The tours start at the top of the hour as of 9 a.m. The duration of each tour is approximately 40 minutes. The number of participants in the public tours is now full.
The guided tours are realised in collaboration between the city of Helsinki, Helen and Open House Helsinki.
The new purpose of the valuable building is still under examination
The Hanasaari B power plant, designed by architect Timo Penttilä, started operating in 1974. The nearly 50-year-old building has become a familiar landmark to the residents of Helsinki. At the moment, instead of using boilers and turbines, the work inside the building includes preparations for making the inside area safer.
The city is examining the potential new purpose of the power plant building with considerable culture historical significance.
“There is plenty of interest towards Hanasaari B, which is no longer used as a power plant. We are happy to offer residents a chance to get to know this unique power plant building,” says Chief Design Officer Hanna Harris from the City of Helsinki.
The coal pile at the extremity of Hanasaari will also be emptied, and the entire area will be released for urban development. An amendment to the local detailed plan, currently in preparation, will enable residential building in the area, mainly in the form of blocks of flats. The old power plant building is not part of the planning area in the scope of the amendment.
Emissions of the City of Helsinki decreased significantly after the closure
The city’s goal is to be carbon neutral by 2030. The City Council decided on the closure of the coal power plant in 2015.

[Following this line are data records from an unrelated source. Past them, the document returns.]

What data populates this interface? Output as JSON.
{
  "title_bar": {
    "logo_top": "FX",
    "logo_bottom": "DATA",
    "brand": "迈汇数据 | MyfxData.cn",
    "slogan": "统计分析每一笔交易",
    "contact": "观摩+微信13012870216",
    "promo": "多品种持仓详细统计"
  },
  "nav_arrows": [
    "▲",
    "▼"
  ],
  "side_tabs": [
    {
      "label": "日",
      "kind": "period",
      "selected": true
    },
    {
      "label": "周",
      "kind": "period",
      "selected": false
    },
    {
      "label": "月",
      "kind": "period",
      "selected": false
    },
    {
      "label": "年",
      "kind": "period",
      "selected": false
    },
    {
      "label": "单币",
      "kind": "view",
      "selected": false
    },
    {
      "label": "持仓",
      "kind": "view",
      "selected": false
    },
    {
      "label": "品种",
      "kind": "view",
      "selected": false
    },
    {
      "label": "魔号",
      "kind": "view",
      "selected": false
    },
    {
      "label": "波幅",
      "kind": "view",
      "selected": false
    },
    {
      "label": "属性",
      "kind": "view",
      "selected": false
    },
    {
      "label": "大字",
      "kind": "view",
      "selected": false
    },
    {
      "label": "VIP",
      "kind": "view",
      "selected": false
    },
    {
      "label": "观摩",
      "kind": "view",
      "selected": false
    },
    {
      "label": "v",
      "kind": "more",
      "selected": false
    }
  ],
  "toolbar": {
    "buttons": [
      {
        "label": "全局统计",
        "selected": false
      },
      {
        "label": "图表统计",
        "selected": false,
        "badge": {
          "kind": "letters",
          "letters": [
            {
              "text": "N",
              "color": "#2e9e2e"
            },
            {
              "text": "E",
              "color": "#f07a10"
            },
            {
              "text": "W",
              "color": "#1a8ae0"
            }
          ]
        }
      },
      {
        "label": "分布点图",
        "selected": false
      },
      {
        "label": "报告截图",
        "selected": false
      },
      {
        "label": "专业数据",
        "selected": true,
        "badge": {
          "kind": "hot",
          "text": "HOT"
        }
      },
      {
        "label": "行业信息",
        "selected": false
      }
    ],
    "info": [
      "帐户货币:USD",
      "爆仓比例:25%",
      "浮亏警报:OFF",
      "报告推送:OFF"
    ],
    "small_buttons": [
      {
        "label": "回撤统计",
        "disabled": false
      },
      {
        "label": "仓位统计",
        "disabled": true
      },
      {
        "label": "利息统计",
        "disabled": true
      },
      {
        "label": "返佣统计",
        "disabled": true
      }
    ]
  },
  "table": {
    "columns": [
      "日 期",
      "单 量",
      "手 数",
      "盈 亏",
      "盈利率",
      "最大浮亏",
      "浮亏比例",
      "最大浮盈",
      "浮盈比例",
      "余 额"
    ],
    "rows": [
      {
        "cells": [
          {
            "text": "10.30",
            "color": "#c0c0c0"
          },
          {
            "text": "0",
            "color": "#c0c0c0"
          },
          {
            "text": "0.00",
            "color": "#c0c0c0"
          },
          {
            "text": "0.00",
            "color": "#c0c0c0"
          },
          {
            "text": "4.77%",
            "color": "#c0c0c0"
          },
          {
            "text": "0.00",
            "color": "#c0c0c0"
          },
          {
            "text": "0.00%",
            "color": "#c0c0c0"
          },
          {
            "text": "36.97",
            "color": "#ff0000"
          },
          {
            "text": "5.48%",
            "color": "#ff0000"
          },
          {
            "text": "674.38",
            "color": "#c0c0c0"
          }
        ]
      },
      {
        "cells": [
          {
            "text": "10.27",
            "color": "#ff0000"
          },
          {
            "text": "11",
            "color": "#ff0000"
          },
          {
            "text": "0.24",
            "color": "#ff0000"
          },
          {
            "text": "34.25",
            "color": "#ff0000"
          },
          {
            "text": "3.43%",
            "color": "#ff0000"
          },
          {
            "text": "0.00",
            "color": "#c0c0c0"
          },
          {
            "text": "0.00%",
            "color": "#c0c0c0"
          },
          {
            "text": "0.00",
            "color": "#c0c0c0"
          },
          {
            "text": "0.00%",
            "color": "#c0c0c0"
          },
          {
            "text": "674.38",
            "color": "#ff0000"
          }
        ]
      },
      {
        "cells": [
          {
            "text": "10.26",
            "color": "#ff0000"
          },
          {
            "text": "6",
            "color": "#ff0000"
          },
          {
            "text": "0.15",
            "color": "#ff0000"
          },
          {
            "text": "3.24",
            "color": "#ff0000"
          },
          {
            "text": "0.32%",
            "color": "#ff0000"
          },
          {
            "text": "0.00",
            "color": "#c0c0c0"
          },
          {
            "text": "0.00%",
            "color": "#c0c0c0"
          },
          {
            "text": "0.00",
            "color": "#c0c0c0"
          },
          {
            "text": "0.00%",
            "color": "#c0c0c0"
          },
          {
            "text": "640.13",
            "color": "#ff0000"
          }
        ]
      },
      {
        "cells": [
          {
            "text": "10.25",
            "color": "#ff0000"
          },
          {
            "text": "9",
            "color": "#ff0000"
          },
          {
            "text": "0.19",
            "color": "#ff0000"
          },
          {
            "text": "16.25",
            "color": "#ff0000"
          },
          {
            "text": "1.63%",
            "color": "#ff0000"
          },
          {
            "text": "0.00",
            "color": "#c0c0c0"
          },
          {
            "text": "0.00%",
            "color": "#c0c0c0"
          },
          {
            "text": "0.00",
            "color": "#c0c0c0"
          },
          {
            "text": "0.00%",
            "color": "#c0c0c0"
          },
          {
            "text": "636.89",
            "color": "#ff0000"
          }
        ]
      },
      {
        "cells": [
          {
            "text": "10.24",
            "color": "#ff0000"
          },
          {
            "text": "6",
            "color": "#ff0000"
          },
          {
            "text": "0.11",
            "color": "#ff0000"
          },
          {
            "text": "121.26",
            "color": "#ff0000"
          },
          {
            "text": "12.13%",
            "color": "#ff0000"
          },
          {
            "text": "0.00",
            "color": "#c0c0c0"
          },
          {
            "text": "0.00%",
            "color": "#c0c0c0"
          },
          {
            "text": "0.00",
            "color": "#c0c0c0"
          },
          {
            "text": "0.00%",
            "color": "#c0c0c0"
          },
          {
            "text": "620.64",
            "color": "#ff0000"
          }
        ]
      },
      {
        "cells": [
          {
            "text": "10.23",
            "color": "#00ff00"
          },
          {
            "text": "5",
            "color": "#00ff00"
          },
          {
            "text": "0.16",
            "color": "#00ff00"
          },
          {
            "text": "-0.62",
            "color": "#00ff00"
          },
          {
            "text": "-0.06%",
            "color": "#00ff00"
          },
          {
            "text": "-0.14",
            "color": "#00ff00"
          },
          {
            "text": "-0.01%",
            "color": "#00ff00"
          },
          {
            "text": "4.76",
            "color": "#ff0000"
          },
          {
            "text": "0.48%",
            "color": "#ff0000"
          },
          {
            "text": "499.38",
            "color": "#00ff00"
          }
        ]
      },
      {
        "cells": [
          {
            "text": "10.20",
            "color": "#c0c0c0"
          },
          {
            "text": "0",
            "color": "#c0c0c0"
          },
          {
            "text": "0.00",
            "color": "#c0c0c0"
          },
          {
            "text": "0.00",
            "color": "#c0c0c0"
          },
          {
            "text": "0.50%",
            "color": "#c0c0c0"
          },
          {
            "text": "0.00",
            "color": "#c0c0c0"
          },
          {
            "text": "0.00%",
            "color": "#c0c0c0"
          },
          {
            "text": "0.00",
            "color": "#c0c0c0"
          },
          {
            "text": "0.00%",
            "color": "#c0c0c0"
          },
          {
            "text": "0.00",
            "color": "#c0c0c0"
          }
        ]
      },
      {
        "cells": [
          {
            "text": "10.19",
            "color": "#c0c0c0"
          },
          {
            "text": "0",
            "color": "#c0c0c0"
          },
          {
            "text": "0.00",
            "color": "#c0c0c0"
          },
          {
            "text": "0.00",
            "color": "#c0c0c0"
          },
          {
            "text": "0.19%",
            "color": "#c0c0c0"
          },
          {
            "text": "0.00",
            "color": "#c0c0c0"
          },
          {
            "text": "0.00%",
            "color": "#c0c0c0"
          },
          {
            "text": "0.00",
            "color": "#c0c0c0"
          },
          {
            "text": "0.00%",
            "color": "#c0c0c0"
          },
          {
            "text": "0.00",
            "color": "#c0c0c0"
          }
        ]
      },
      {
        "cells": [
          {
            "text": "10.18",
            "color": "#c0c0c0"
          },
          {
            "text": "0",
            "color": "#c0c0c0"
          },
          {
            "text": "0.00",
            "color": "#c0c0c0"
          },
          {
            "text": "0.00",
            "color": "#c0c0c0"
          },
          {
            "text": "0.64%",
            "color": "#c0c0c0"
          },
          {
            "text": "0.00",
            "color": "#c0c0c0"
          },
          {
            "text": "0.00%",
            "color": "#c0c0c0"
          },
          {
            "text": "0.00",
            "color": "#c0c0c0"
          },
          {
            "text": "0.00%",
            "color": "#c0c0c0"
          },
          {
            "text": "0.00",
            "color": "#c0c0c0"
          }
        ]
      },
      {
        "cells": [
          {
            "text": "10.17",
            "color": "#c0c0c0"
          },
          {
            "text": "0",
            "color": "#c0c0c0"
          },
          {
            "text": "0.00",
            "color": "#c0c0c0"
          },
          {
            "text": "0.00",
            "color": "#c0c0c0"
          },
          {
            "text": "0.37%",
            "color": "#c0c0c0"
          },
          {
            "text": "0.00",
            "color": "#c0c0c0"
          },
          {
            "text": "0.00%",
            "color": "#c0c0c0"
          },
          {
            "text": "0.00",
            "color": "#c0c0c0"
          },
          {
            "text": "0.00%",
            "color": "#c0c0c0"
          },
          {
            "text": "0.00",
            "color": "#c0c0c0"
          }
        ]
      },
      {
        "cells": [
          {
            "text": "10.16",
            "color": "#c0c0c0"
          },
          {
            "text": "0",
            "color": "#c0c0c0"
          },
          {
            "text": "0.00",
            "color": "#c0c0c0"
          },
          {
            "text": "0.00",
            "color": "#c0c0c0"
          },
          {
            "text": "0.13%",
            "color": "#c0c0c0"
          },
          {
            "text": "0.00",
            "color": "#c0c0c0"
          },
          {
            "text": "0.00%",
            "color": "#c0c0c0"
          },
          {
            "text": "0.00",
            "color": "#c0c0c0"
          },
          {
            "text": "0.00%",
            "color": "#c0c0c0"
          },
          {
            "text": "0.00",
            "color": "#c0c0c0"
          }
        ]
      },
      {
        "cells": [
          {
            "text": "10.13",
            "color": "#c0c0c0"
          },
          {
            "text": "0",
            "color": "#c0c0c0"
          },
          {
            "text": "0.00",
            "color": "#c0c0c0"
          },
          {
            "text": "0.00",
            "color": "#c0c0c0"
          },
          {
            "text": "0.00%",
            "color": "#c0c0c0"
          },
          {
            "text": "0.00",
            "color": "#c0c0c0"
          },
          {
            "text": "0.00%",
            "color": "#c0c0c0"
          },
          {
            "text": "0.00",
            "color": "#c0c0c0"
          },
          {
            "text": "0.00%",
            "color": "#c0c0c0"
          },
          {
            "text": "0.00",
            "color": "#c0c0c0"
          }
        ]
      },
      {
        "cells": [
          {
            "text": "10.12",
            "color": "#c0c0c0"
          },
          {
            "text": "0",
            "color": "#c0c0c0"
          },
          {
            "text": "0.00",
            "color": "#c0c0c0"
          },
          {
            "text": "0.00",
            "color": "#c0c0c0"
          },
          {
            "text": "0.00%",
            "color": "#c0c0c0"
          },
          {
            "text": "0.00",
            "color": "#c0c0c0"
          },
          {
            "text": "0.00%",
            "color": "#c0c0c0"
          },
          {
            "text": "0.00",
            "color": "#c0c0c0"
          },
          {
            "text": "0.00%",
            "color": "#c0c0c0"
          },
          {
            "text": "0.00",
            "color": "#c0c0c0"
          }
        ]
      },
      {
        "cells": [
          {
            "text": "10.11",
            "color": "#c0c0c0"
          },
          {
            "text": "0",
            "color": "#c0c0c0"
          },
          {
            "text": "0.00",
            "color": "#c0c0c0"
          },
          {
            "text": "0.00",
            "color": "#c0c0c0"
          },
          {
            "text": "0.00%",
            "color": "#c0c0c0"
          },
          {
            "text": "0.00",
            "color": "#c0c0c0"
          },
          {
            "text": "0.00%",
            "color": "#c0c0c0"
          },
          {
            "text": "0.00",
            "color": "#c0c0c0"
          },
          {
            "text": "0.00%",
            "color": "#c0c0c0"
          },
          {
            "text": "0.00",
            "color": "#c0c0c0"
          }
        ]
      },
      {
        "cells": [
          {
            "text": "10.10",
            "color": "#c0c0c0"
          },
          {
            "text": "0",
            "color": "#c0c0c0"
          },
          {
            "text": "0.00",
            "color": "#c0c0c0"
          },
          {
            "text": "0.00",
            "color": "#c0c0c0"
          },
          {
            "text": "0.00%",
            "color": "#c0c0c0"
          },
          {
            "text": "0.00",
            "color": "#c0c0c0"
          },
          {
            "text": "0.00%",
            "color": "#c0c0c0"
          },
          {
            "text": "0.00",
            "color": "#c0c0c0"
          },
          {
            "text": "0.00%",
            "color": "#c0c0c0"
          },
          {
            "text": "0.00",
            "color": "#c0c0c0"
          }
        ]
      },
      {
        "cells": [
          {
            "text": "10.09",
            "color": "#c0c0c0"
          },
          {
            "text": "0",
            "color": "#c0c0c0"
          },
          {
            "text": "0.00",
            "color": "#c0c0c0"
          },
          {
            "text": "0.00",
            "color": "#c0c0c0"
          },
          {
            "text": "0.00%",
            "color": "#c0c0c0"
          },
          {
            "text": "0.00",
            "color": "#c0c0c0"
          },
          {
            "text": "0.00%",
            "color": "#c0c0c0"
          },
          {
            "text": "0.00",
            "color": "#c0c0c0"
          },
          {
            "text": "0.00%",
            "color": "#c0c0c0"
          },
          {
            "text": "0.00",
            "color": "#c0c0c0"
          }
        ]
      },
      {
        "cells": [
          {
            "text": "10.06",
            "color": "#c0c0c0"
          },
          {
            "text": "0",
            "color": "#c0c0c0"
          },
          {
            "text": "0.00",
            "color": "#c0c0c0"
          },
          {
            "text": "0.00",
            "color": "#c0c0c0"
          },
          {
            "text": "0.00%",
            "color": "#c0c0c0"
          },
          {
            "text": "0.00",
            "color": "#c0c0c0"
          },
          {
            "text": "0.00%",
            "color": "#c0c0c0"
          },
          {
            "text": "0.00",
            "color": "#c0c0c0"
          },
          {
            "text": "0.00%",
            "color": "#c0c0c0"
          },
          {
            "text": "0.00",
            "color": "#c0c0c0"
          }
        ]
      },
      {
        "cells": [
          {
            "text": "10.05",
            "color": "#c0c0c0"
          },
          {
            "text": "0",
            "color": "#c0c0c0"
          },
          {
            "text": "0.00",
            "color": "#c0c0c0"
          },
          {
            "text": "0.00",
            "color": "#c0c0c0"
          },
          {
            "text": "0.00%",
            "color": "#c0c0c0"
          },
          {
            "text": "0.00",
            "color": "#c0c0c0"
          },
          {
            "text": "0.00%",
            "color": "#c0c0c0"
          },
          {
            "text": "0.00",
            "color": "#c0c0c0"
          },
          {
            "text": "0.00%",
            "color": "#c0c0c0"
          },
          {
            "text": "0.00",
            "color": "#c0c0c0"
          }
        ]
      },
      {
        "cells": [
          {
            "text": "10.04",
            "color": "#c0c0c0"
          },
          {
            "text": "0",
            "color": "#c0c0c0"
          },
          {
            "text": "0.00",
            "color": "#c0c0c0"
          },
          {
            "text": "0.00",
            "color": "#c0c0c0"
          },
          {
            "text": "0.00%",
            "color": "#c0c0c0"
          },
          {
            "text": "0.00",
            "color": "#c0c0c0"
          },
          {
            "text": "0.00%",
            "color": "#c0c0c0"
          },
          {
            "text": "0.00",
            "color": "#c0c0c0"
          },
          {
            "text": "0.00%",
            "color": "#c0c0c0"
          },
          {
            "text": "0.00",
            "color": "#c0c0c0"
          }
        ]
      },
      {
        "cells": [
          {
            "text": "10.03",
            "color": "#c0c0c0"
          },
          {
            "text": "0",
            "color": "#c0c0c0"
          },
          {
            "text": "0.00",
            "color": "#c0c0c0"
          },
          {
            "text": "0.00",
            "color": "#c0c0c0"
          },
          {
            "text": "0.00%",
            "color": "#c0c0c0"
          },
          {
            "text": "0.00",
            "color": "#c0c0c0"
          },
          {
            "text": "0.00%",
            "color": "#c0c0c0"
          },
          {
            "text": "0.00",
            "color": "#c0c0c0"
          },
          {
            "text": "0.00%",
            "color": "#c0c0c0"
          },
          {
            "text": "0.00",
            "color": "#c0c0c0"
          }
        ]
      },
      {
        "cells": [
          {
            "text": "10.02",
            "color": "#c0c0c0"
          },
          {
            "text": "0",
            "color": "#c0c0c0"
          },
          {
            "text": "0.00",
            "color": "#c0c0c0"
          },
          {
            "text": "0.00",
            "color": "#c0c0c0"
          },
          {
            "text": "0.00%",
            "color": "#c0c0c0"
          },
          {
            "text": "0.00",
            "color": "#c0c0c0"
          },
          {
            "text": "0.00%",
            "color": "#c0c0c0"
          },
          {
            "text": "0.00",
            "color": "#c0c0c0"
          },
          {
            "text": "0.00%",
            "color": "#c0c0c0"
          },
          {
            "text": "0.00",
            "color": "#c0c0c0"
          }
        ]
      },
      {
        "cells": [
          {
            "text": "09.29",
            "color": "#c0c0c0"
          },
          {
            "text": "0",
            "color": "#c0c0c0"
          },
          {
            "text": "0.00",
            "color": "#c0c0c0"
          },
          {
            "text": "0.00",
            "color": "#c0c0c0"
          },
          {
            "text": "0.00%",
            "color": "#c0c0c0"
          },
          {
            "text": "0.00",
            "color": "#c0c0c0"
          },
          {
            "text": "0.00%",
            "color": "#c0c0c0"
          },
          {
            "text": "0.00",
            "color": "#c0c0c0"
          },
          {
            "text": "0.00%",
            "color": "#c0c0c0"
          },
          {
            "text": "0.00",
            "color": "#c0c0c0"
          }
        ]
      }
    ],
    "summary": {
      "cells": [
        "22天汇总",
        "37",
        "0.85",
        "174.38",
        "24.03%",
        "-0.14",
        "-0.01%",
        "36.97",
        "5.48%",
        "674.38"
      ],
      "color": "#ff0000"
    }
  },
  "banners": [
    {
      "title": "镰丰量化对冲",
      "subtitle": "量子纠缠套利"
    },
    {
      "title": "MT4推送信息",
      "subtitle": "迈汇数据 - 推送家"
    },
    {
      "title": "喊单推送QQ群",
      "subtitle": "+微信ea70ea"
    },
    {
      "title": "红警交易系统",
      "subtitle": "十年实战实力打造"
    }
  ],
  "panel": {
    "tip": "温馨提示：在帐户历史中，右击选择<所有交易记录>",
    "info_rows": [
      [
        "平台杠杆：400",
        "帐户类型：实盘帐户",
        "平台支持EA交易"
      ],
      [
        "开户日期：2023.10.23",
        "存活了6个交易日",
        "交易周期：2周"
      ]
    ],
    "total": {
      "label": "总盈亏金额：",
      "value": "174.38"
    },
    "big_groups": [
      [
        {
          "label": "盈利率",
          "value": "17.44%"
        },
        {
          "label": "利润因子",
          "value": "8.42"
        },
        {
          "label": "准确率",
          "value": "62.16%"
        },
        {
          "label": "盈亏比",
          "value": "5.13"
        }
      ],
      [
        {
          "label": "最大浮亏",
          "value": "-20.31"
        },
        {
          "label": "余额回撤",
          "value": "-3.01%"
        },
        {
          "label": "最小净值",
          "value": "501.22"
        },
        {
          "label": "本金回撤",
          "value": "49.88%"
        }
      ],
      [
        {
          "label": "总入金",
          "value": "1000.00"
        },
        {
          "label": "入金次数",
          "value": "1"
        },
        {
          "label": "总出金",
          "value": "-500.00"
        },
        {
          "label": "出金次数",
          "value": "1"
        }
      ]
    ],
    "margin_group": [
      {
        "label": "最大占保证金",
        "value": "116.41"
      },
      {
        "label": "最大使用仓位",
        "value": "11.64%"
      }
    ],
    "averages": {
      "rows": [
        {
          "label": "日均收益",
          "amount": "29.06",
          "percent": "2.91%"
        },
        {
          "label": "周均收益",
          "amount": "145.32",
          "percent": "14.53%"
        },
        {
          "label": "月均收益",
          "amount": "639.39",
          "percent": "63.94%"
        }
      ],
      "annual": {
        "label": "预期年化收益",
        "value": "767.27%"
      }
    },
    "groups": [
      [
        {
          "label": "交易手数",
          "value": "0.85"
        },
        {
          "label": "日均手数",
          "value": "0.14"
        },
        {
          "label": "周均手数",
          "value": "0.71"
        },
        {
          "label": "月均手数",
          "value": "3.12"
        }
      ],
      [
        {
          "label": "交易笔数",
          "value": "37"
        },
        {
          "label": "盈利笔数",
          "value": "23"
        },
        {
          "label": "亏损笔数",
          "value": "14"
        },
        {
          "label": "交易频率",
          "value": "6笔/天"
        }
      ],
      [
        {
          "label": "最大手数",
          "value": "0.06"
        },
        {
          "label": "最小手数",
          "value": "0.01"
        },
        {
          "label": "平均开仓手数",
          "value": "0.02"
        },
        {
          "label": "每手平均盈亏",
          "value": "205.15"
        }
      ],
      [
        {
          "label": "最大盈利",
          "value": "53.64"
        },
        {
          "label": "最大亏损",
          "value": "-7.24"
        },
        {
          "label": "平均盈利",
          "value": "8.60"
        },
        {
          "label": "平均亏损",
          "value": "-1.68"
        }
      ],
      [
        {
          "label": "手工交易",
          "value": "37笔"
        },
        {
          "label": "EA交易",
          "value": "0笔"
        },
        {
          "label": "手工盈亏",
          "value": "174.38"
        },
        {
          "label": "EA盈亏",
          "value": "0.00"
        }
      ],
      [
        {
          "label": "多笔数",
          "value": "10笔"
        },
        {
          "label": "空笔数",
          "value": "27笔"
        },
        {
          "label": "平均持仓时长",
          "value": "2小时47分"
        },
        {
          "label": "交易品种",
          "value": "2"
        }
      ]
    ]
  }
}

As the power plant ended operations, the city’s emissions will decrease by approximately 20 per cent, and Helen’s carbon dioxide emissions decreased by 40 per cent. In recent years, Hanasaari has produced approximately two per cent of Finland’s emissions, so the impact of the closure is significant also on a national level.